That submission was optimistic as, to be accepted, it would have required a departure from several UDRP decisions to the effect that where the registration of a domain name preceded that establishment of a trademark, the domain name would not normally be regarded as having been registered in bad faith. But as the argument was based on the clear words of the Policy, it would be wrong to describe it as unjustified or as “using the Policy in bad faith.”
Nor is there any evidence in the detailed filings of both sides to justify a finding that Complainant has sought to harass Respondent or that bringing the Complaint was “brash and totally unjustifiable.”

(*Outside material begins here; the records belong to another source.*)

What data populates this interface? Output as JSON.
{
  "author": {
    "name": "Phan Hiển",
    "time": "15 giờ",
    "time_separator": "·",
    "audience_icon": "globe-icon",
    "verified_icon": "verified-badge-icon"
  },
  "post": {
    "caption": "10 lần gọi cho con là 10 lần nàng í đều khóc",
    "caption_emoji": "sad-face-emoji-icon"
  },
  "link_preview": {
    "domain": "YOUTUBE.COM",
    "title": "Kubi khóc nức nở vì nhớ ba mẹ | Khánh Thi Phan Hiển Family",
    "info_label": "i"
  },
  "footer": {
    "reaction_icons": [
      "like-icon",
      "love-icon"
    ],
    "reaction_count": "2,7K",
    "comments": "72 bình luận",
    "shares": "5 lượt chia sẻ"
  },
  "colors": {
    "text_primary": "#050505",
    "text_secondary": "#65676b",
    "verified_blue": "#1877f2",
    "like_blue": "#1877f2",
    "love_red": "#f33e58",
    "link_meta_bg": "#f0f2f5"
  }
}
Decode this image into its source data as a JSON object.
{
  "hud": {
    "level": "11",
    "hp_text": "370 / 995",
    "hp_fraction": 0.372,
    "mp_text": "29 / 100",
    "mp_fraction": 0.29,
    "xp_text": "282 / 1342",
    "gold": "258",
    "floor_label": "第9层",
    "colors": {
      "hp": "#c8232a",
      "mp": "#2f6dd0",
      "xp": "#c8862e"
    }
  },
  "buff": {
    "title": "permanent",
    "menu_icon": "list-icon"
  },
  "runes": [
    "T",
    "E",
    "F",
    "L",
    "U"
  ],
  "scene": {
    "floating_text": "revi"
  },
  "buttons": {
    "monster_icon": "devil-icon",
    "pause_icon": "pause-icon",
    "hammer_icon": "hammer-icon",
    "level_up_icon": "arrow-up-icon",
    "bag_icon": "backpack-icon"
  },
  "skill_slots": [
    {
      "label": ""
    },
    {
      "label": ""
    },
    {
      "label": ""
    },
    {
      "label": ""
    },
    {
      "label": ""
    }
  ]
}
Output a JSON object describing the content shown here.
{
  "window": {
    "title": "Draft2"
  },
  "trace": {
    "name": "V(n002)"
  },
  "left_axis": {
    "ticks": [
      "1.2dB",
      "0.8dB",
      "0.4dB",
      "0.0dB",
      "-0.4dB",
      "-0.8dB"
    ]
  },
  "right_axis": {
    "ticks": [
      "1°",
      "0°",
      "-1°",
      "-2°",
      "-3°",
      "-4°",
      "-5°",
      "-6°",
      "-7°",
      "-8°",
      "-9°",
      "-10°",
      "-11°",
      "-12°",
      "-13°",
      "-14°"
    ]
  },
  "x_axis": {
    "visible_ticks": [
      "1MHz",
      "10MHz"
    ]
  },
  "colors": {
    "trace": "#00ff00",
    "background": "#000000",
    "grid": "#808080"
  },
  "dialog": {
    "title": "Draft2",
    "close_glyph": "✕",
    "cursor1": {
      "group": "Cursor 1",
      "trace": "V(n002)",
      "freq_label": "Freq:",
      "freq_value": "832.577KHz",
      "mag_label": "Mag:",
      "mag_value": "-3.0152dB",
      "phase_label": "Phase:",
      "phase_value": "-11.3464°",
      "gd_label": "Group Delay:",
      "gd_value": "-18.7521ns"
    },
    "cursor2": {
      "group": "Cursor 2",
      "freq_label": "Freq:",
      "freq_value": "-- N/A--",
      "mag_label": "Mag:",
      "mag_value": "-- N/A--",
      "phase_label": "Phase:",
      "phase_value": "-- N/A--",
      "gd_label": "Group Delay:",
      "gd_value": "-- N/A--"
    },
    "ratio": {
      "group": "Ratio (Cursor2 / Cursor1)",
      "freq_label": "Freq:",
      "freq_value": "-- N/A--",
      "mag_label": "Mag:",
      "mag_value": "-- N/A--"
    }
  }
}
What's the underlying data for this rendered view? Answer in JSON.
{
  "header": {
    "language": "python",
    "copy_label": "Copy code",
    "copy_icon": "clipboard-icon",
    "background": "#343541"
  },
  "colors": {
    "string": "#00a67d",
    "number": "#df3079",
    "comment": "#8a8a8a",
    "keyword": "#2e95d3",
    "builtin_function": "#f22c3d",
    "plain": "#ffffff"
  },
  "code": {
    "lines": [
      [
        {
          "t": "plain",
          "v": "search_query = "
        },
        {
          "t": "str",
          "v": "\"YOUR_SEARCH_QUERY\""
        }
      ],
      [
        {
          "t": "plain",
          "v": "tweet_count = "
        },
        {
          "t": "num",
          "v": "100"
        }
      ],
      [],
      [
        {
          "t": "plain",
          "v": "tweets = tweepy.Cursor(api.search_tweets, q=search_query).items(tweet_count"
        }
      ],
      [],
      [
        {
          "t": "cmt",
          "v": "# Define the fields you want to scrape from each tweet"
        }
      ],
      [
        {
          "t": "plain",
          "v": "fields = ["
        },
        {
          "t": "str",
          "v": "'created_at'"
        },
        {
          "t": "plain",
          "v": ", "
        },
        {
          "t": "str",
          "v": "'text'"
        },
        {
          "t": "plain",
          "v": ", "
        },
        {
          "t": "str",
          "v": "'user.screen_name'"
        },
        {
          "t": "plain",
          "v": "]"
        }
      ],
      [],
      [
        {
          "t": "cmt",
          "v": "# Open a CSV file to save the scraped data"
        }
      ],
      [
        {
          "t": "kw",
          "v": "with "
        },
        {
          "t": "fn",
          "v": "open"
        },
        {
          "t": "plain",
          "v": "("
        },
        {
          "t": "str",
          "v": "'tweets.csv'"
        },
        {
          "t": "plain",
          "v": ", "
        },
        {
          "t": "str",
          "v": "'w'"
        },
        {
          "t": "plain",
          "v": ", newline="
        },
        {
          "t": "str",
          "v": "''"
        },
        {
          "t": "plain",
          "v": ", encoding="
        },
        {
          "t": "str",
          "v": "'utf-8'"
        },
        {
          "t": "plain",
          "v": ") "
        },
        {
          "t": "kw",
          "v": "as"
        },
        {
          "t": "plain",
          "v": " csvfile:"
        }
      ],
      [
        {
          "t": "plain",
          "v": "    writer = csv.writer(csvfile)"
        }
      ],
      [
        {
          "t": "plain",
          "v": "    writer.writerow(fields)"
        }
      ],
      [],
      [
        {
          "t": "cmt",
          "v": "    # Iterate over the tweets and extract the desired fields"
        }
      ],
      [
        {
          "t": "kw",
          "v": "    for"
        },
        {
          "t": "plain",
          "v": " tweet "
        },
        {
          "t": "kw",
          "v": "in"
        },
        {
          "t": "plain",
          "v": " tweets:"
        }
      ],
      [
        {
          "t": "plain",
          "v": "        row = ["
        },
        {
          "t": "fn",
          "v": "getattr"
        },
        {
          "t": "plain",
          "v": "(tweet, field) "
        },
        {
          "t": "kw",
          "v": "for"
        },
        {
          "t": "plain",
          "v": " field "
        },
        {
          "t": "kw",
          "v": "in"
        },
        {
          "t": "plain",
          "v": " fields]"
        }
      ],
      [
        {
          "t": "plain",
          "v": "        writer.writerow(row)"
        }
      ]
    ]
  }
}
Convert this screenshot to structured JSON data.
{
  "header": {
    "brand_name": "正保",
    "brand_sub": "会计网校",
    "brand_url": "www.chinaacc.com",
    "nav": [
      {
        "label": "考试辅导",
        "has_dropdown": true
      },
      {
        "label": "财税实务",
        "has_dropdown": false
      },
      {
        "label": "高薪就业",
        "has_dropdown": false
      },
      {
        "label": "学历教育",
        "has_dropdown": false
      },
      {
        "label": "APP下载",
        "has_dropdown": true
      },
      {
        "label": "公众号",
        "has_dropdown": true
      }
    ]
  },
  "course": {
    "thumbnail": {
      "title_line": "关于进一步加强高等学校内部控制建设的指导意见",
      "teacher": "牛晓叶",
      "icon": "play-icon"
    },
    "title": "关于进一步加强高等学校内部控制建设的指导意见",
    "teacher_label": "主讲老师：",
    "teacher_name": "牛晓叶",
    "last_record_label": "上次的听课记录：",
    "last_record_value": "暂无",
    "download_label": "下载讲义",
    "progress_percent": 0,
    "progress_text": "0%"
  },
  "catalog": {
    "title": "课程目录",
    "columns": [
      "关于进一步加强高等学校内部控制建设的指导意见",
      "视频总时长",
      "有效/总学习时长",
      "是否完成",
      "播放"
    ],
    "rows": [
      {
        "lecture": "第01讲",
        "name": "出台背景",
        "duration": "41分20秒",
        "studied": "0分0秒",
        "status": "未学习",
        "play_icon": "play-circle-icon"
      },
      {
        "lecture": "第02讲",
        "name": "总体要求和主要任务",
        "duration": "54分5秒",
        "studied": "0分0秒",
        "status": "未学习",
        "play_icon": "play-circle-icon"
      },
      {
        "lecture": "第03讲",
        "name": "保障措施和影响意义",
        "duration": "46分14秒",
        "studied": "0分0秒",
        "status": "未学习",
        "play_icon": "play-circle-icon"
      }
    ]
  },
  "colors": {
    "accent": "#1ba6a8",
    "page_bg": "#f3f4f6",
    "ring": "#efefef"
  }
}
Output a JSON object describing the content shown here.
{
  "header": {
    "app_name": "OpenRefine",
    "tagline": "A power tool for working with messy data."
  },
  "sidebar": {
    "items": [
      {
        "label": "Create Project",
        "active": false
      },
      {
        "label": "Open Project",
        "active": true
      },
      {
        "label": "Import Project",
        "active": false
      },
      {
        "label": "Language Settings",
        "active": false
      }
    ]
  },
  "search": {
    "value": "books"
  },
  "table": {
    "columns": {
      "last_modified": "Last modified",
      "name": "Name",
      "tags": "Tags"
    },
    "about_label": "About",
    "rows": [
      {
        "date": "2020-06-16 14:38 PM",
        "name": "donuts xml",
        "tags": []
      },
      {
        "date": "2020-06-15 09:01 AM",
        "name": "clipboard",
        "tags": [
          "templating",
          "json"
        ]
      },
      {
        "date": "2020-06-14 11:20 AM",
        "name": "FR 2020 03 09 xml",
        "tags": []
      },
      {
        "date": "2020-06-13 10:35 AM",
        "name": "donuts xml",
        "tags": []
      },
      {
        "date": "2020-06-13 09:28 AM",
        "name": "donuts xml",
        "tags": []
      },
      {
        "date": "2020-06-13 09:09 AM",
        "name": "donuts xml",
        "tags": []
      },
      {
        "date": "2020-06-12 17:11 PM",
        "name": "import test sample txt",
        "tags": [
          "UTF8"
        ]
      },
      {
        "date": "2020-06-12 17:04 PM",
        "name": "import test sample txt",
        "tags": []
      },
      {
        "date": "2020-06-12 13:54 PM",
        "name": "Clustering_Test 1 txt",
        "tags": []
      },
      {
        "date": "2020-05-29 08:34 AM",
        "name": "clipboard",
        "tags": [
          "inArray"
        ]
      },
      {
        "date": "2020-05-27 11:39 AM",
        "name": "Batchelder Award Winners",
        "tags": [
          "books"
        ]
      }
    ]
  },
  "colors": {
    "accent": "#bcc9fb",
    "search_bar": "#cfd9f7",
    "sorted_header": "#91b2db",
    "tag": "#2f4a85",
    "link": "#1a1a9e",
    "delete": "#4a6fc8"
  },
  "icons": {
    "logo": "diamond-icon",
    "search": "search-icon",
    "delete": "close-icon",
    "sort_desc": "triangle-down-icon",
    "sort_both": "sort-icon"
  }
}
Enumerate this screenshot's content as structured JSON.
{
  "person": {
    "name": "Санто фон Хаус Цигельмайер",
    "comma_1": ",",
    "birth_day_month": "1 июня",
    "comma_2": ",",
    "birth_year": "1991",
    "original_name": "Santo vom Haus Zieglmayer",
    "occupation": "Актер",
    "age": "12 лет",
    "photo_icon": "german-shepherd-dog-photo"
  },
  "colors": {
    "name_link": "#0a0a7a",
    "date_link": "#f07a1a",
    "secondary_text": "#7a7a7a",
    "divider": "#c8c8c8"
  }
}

Moreover, Respondent has not asked for a finding of Reverse Domain Name Hijacking (although such a finding may be made by a panel on its own motion) and consequently Complainant and its counsel have not had an opportunity to reply to any such submission.
Finally, as the majority opinion concludes that there was no basis for counsel’s certification of the contents of the Complaint, I should add that it is the responsibility of counsel to put every argument on behalf of the client that is reasonably open on the evidence, that in the present case the argument advanced by counsel was reasonably open and that accordingly the certification was appropriate.
Hon. Neil Anthony Brown, Q.C.
1 For convenience the Panel refers to the amended Complaint as the “Complaint.”
2 Complainant cites four cases to illustrate varying addresses for Respondent, and three cases (Esquire Innovations, Inc. v. Iscrub.com c/o Whois Identity Shield; and Vertical Axis, Inc, Domain Administrator, WIPO Case No. D2007-0856; Nursefinders, In. v. Vertical Axis, Inc /NURSEFINDERD.COM c/o Whois Identity Shield, WIPO Case No. D2007-0417; and SmarTours, Inc. v. Vertical Axis, Inc./ c/o Whois IDentity Shield, WIPO Case No. D2007-0964) in which Complainant asserts that Respondent “has had its credibility cast into doubt.” The complaint was sustained (one panel member dissenting) in only one of these three cases.